__Work required__:
Write only how many lines in this data include "test".

++++++++

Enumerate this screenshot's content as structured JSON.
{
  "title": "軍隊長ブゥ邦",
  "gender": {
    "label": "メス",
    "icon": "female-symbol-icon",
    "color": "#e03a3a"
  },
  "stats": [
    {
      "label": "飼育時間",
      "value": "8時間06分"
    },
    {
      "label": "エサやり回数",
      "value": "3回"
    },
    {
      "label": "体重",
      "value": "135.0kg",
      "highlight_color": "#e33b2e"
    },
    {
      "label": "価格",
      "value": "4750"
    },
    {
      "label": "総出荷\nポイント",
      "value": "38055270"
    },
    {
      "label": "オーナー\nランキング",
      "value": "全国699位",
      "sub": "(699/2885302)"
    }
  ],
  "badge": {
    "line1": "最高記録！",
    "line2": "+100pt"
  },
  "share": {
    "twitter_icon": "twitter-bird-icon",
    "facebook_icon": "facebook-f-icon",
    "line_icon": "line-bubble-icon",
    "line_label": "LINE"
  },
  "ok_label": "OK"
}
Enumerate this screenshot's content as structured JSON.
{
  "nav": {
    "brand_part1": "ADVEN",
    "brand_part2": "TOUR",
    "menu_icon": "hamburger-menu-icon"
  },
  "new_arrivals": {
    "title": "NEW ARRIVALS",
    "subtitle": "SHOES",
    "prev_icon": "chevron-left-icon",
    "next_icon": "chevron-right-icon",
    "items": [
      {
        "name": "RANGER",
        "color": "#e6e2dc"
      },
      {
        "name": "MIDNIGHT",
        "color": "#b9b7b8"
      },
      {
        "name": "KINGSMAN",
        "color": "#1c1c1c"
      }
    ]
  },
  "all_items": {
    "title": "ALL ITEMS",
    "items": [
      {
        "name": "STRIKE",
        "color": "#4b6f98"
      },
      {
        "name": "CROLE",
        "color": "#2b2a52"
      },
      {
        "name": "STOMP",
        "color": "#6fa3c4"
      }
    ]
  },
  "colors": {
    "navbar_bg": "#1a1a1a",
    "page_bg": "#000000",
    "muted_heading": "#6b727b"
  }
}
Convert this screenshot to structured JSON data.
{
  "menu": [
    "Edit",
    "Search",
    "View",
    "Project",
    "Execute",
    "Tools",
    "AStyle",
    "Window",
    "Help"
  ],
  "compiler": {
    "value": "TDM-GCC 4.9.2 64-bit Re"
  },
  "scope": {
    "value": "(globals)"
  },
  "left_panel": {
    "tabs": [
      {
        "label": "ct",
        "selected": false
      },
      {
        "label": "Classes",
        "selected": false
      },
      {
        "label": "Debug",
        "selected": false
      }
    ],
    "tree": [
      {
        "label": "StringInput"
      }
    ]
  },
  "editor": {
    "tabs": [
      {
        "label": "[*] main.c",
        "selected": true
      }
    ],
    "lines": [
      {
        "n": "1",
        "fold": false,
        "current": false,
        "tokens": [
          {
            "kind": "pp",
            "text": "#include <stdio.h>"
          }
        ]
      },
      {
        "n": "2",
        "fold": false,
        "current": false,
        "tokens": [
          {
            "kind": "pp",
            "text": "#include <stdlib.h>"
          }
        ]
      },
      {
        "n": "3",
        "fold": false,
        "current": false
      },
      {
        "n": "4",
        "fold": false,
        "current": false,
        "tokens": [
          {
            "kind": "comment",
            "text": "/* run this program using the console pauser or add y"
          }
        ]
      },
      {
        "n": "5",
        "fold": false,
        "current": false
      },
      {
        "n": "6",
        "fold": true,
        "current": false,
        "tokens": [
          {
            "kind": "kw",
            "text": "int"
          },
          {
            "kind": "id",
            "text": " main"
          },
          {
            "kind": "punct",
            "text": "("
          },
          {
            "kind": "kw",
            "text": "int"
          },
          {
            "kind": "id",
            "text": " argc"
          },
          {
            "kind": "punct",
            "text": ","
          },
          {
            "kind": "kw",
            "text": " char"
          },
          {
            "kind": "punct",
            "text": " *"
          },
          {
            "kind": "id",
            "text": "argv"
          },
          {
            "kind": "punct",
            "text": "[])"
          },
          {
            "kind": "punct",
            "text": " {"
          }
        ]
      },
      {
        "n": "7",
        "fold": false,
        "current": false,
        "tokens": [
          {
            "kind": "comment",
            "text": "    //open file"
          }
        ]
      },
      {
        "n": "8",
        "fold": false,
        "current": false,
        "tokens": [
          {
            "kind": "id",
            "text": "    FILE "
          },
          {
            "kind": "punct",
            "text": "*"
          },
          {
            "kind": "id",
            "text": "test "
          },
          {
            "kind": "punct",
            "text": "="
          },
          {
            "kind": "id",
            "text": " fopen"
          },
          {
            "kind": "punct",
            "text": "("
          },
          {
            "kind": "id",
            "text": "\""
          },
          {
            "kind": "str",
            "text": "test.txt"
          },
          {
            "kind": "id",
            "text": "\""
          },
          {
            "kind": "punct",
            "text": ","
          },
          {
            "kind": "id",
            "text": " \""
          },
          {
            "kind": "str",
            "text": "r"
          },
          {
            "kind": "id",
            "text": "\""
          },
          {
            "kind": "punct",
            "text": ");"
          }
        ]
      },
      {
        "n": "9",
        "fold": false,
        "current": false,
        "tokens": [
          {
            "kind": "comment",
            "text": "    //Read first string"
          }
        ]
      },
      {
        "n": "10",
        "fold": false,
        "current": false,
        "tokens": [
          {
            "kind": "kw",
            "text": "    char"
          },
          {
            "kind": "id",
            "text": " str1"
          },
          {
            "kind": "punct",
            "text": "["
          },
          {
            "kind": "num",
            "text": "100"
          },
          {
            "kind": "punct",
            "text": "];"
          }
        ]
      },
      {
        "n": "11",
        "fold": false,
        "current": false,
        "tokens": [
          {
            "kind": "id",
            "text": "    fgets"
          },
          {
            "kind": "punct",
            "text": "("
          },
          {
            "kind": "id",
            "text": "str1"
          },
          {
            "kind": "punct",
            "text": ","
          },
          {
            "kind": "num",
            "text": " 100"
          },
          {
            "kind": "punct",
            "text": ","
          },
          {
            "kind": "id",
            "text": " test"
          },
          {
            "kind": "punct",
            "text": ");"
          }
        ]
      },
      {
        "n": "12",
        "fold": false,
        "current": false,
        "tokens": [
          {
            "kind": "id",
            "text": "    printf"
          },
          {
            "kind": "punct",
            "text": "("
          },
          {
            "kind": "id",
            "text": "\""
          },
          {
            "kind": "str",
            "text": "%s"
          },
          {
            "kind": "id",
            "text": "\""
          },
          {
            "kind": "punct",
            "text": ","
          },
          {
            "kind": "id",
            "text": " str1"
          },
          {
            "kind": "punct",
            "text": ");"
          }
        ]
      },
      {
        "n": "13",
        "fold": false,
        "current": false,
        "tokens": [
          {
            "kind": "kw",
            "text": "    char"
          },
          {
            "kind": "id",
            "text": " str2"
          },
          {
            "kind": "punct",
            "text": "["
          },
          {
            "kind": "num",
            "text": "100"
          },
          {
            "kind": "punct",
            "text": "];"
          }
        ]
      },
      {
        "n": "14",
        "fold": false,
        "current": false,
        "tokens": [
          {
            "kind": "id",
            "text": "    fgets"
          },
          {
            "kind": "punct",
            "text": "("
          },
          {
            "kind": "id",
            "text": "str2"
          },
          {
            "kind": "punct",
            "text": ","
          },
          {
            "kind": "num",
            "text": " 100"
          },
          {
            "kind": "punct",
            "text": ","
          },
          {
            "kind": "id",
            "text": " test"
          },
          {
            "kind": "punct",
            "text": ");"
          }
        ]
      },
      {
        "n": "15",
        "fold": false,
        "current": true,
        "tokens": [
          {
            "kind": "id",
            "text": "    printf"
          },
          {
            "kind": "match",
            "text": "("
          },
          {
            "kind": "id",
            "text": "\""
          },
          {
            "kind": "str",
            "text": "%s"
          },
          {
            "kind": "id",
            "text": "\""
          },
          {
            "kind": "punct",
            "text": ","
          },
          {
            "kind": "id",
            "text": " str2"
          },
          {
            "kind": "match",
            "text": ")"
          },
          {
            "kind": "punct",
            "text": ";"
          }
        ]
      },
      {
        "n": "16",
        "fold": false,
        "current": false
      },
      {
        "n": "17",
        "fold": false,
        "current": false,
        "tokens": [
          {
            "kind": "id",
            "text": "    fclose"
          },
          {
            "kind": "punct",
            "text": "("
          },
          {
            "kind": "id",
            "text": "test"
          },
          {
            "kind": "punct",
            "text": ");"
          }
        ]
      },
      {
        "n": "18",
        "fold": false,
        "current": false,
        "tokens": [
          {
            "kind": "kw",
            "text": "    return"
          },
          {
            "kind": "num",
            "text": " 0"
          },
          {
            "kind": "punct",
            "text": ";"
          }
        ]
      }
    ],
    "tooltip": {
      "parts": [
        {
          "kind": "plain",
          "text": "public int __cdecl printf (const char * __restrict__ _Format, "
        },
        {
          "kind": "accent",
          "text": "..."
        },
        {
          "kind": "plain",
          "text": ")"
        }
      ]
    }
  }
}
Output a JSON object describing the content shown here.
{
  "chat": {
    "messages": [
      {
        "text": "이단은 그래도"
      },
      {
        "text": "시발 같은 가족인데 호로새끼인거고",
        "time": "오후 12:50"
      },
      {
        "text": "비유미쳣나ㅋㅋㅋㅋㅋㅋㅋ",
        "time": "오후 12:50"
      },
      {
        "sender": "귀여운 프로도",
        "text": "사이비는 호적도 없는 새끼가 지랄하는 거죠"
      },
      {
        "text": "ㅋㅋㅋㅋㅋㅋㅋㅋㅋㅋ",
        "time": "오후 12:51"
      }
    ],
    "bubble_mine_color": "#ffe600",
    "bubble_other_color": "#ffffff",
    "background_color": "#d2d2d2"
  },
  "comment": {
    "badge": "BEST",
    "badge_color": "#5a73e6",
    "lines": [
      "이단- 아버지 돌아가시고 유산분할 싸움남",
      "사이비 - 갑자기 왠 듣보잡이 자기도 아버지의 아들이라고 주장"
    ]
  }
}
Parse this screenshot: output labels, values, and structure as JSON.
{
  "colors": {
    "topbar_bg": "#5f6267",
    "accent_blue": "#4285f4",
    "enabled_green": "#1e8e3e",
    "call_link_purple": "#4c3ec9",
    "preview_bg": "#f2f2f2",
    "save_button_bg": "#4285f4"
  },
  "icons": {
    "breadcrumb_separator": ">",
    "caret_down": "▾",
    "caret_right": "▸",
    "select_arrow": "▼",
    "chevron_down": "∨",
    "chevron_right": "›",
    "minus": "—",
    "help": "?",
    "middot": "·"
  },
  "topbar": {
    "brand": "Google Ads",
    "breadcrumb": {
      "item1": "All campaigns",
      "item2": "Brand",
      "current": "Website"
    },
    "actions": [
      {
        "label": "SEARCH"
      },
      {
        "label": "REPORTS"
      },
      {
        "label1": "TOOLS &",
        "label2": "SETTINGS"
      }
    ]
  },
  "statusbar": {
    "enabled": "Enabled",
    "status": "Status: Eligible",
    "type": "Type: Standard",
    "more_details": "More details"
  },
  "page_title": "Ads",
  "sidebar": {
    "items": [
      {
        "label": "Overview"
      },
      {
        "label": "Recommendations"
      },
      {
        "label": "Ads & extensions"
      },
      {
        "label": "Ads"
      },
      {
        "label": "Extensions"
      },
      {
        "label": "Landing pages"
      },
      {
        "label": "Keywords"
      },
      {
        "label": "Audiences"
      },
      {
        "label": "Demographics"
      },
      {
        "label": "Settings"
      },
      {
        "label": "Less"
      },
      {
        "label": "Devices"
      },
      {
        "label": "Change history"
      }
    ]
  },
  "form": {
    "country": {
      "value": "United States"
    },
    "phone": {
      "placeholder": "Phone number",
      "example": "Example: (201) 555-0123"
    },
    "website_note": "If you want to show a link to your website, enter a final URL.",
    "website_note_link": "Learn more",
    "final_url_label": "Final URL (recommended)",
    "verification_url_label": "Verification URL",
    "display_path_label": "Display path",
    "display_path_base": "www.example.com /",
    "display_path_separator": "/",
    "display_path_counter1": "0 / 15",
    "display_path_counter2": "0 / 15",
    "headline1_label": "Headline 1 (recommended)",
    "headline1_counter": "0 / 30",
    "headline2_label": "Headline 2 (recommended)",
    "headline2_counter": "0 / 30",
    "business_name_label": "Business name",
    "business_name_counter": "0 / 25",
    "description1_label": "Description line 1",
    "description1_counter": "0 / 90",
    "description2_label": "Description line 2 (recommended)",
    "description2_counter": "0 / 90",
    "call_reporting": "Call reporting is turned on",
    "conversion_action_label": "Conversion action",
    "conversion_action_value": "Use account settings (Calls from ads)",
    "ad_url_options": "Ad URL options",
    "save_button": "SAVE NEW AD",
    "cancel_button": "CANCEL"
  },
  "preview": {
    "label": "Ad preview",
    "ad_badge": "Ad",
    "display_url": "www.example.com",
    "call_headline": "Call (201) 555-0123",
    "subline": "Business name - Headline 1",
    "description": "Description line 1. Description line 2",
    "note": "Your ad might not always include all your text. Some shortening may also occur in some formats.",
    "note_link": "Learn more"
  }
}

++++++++

__Task solution__:
5